Items from an interface collection:
=== Section Start ===

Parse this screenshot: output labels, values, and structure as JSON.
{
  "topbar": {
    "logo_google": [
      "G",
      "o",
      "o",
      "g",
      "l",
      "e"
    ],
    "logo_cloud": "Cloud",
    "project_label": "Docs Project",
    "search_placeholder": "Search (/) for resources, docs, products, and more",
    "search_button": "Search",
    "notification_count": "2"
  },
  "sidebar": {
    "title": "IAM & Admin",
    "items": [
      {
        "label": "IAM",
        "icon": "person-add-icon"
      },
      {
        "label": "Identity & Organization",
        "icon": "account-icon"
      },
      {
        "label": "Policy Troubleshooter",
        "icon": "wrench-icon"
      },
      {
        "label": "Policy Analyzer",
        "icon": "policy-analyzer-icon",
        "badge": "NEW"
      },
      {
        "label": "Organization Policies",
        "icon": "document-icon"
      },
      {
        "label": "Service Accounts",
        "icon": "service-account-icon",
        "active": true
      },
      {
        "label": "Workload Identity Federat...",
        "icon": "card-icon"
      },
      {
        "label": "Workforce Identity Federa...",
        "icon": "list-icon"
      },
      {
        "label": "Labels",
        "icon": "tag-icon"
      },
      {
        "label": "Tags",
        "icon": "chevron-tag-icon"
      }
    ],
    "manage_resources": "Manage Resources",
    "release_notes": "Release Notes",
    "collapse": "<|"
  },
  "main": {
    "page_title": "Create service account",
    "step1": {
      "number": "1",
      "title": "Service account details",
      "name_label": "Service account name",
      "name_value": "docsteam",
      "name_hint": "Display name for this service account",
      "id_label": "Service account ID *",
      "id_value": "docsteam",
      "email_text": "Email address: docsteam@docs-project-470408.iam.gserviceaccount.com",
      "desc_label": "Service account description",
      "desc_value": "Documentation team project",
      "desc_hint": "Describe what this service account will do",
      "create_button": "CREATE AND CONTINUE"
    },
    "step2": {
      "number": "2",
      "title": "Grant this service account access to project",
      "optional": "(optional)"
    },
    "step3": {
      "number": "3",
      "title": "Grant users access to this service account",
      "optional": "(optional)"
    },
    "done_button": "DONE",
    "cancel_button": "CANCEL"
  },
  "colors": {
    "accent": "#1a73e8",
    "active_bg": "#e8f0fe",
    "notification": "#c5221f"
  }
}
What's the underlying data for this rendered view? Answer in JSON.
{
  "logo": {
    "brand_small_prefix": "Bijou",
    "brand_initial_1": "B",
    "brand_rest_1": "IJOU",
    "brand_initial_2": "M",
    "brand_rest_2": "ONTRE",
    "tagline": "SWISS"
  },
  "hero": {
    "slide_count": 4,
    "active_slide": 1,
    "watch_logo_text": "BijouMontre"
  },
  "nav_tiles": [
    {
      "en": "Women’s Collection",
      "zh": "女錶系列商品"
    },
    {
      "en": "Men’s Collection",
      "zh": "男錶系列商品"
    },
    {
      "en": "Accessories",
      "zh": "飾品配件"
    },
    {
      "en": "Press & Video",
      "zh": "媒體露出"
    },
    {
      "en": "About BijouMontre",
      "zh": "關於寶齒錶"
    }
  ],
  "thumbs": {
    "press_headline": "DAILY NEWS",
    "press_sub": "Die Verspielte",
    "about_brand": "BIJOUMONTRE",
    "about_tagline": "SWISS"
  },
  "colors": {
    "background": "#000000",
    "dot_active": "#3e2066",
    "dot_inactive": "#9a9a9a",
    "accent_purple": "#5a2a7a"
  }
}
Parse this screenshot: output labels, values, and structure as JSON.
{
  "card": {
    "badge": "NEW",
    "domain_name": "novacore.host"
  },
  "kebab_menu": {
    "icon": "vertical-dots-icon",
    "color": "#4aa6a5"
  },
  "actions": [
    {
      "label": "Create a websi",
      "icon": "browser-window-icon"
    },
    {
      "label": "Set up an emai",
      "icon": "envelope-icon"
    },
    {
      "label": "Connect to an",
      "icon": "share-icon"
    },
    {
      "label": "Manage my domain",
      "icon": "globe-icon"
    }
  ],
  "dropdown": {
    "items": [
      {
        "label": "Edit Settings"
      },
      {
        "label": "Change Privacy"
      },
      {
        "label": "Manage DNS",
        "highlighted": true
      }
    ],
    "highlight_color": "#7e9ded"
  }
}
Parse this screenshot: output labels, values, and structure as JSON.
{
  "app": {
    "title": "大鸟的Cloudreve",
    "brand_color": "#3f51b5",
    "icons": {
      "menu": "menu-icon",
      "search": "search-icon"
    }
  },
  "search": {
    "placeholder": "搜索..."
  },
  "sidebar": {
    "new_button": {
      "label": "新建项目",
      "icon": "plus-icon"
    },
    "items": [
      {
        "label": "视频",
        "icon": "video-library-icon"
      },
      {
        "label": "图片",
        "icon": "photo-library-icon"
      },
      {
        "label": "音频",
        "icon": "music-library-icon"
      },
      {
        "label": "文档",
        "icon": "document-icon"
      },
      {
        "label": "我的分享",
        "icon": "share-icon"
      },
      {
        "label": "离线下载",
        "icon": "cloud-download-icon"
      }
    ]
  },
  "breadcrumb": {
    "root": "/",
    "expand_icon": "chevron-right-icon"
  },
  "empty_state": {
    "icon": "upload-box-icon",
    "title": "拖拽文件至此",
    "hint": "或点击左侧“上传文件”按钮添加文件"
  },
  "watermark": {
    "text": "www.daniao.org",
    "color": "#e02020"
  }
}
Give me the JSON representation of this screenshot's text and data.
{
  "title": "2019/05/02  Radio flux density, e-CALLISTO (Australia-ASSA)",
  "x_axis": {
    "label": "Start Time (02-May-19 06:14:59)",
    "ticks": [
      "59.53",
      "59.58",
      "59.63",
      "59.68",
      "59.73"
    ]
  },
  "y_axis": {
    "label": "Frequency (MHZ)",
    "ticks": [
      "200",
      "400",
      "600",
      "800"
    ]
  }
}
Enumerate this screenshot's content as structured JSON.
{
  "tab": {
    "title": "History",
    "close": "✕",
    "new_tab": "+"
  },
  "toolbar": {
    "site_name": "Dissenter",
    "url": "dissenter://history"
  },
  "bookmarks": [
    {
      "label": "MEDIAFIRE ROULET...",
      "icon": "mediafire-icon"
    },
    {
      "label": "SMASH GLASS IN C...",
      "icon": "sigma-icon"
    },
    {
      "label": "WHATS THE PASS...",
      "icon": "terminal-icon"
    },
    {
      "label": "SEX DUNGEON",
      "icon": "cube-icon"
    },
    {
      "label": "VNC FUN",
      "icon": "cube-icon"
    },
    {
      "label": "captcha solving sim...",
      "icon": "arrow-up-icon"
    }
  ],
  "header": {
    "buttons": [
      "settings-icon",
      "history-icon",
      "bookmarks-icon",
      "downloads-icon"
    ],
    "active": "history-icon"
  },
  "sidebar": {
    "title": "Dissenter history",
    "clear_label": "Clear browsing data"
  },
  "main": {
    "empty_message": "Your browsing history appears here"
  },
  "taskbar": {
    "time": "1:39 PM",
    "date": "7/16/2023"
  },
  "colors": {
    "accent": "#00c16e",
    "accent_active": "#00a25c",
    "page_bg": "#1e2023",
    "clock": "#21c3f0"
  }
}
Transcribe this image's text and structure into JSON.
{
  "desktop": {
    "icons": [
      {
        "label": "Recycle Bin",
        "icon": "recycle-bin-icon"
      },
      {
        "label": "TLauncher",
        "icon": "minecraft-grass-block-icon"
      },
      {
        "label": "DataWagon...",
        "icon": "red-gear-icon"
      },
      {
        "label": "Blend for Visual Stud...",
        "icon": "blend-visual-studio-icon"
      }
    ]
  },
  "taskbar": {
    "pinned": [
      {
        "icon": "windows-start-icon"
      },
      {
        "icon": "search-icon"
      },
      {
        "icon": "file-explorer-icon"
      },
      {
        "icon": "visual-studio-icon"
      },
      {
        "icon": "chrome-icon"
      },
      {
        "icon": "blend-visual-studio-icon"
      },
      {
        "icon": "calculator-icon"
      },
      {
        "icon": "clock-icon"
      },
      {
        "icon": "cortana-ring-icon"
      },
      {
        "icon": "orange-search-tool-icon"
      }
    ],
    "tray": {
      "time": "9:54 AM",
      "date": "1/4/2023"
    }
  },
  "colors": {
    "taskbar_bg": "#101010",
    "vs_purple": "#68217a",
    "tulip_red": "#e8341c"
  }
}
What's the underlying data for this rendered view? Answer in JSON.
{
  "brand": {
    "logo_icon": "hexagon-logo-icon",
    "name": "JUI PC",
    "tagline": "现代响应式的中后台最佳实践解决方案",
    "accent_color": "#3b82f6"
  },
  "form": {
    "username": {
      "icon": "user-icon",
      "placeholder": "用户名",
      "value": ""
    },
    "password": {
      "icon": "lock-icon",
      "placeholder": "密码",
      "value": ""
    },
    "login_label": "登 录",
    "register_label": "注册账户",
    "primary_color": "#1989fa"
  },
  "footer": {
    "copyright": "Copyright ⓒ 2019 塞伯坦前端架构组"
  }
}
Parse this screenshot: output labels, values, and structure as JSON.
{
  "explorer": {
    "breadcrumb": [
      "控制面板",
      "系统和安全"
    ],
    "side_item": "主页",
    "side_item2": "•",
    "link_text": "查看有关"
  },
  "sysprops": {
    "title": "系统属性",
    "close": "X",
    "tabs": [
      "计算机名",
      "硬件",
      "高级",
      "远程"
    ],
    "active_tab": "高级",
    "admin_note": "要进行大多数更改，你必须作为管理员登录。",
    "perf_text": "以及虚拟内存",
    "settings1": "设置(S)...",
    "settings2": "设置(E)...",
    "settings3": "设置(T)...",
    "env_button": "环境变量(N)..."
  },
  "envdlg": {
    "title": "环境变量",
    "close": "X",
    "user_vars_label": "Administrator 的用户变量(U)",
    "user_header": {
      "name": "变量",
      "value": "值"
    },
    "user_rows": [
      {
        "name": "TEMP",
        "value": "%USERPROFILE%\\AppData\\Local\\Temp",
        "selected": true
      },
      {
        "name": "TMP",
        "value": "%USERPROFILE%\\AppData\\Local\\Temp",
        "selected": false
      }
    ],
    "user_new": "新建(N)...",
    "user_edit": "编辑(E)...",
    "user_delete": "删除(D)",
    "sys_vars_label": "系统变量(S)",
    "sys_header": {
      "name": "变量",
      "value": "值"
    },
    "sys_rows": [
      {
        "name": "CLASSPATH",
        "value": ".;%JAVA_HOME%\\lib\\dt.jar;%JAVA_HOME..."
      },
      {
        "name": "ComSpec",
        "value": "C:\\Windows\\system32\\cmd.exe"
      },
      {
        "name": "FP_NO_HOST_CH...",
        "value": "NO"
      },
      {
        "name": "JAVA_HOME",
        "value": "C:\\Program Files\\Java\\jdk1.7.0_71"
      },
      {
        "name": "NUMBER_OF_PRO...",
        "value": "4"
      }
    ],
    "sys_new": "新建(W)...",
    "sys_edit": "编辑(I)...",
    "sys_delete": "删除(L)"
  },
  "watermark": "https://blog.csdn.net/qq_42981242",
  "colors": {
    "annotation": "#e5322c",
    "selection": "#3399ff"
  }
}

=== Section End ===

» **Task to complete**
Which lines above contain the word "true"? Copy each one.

» **Task result**
        "active": true
        "highlighted": true
        "selected": true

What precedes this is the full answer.